Excerpts from a dataset
=== Begin Enclosure ===

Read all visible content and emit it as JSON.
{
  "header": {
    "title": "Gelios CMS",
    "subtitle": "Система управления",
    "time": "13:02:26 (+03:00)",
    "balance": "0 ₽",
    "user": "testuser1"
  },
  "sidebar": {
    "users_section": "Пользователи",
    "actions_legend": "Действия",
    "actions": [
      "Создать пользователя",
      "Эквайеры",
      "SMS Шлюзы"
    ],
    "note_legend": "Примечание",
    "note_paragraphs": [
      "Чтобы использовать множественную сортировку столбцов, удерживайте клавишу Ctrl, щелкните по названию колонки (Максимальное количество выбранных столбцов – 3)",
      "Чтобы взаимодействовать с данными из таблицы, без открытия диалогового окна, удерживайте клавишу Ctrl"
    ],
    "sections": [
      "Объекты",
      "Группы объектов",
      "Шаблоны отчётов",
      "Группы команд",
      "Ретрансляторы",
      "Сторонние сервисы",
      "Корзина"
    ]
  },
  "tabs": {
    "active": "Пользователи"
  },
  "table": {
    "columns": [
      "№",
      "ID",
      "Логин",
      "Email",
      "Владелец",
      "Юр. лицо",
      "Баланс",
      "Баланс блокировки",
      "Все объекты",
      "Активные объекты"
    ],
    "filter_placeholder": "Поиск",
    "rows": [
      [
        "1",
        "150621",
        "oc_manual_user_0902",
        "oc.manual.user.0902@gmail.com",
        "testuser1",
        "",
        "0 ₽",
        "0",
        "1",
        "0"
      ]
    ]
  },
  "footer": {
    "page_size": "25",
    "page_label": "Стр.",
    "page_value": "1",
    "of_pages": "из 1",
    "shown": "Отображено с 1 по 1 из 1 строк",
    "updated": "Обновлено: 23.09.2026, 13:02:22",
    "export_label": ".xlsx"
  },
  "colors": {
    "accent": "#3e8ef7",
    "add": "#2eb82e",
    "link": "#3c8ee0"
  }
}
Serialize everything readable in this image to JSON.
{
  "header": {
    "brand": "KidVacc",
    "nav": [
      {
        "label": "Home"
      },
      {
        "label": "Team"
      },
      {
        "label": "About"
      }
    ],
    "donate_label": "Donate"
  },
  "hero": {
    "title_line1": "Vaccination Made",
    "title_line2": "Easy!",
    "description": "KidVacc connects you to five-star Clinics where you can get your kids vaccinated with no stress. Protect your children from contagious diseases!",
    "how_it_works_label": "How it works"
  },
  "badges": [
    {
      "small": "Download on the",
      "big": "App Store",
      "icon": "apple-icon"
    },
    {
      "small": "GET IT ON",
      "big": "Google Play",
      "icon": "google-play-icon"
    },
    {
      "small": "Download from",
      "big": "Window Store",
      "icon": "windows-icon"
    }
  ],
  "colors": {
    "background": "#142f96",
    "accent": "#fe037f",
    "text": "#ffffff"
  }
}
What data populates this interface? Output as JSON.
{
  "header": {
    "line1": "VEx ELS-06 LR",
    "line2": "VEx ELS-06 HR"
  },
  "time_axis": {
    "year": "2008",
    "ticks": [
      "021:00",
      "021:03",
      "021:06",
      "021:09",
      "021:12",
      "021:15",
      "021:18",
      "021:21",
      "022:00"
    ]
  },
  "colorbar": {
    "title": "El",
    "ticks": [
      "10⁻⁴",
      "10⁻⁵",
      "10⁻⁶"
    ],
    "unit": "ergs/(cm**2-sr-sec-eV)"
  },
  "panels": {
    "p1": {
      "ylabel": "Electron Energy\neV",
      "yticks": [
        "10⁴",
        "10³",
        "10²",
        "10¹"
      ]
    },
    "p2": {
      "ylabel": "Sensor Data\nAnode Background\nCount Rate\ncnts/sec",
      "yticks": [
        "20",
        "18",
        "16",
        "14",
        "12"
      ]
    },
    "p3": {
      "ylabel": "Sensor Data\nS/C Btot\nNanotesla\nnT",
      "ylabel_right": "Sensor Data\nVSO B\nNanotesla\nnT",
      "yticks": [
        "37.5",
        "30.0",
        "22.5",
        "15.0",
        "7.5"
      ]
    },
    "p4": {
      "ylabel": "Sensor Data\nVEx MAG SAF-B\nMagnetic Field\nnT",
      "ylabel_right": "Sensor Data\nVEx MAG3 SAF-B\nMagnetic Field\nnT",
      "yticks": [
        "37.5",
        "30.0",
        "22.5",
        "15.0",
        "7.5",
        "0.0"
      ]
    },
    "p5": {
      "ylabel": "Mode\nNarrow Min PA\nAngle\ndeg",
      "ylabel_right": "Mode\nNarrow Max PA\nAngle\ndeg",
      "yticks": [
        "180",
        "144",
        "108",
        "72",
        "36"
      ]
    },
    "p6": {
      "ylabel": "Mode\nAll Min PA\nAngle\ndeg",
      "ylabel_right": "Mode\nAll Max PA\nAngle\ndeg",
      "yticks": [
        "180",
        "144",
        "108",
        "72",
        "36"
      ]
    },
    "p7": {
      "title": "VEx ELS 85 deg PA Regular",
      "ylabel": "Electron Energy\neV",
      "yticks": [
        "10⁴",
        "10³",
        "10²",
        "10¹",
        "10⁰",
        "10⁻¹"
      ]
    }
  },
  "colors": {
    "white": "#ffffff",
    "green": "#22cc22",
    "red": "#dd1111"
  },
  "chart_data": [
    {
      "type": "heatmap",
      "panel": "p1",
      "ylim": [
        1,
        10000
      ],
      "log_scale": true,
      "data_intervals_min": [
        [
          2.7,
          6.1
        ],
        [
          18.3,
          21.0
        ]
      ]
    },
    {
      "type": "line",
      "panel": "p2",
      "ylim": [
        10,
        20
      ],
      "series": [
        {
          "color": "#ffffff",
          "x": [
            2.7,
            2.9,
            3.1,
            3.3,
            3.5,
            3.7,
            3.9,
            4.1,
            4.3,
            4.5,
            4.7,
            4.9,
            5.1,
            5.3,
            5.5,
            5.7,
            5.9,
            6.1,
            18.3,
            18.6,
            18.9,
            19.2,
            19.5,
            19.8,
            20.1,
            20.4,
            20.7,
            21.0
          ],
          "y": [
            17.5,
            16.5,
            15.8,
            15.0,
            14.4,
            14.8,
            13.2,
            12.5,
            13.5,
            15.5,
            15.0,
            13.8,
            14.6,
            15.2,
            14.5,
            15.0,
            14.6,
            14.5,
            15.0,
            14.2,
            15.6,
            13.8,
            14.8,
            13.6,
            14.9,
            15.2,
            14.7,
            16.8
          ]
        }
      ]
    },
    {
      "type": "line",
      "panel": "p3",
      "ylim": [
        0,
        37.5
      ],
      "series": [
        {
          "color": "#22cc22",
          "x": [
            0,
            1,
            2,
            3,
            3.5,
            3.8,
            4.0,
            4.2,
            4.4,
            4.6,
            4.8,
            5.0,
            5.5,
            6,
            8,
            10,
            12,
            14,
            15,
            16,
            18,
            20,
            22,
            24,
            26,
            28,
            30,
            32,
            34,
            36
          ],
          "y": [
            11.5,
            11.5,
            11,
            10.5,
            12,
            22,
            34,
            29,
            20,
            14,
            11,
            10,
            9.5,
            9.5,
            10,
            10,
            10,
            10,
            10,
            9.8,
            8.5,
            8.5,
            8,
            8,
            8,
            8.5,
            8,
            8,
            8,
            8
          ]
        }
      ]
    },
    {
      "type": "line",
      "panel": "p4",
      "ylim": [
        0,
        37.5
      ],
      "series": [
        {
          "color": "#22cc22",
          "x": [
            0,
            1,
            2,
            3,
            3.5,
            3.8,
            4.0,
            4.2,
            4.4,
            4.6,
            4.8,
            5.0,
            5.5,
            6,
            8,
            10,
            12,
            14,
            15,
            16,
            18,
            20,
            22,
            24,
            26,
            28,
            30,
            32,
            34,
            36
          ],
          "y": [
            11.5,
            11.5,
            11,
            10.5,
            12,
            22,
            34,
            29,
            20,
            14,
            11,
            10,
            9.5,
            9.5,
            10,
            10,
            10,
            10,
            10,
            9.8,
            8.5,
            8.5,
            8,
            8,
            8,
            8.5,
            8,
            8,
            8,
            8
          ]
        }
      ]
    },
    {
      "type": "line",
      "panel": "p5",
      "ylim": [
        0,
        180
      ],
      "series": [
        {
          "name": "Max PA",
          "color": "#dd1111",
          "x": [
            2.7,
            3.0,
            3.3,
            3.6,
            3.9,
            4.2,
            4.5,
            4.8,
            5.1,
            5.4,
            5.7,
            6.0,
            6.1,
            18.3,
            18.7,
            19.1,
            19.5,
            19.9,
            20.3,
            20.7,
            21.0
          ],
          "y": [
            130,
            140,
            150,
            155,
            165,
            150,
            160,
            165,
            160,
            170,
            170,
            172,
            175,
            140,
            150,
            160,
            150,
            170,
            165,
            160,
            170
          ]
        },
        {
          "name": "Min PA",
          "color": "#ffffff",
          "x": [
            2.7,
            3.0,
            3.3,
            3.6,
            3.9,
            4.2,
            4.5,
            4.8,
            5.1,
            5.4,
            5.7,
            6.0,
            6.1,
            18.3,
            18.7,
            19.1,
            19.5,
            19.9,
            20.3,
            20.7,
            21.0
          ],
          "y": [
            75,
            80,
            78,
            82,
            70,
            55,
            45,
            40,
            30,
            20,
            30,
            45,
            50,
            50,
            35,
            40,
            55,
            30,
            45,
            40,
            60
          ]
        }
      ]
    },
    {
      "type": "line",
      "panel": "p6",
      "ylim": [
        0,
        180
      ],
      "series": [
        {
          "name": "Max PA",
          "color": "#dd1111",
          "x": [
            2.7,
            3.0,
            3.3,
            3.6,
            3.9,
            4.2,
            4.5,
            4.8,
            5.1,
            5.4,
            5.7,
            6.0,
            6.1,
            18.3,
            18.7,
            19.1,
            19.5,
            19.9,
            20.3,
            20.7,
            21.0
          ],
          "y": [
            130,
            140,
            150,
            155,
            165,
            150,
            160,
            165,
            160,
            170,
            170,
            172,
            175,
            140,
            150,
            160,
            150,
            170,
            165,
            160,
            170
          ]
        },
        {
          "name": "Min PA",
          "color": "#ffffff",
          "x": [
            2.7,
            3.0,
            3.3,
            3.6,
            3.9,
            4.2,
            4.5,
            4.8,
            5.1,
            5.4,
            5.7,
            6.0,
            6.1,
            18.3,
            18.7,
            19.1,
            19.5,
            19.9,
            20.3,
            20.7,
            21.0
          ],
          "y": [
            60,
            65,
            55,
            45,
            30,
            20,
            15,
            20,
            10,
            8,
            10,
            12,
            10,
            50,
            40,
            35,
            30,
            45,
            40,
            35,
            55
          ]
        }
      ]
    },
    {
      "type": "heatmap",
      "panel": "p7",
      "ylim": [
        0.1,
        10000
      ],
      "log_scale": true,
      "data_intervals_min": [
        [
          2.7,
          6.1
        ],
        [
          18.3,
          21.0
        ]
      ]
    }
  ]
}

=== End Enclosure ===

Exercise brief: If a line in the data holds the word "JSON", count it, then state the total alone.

Final answer: 3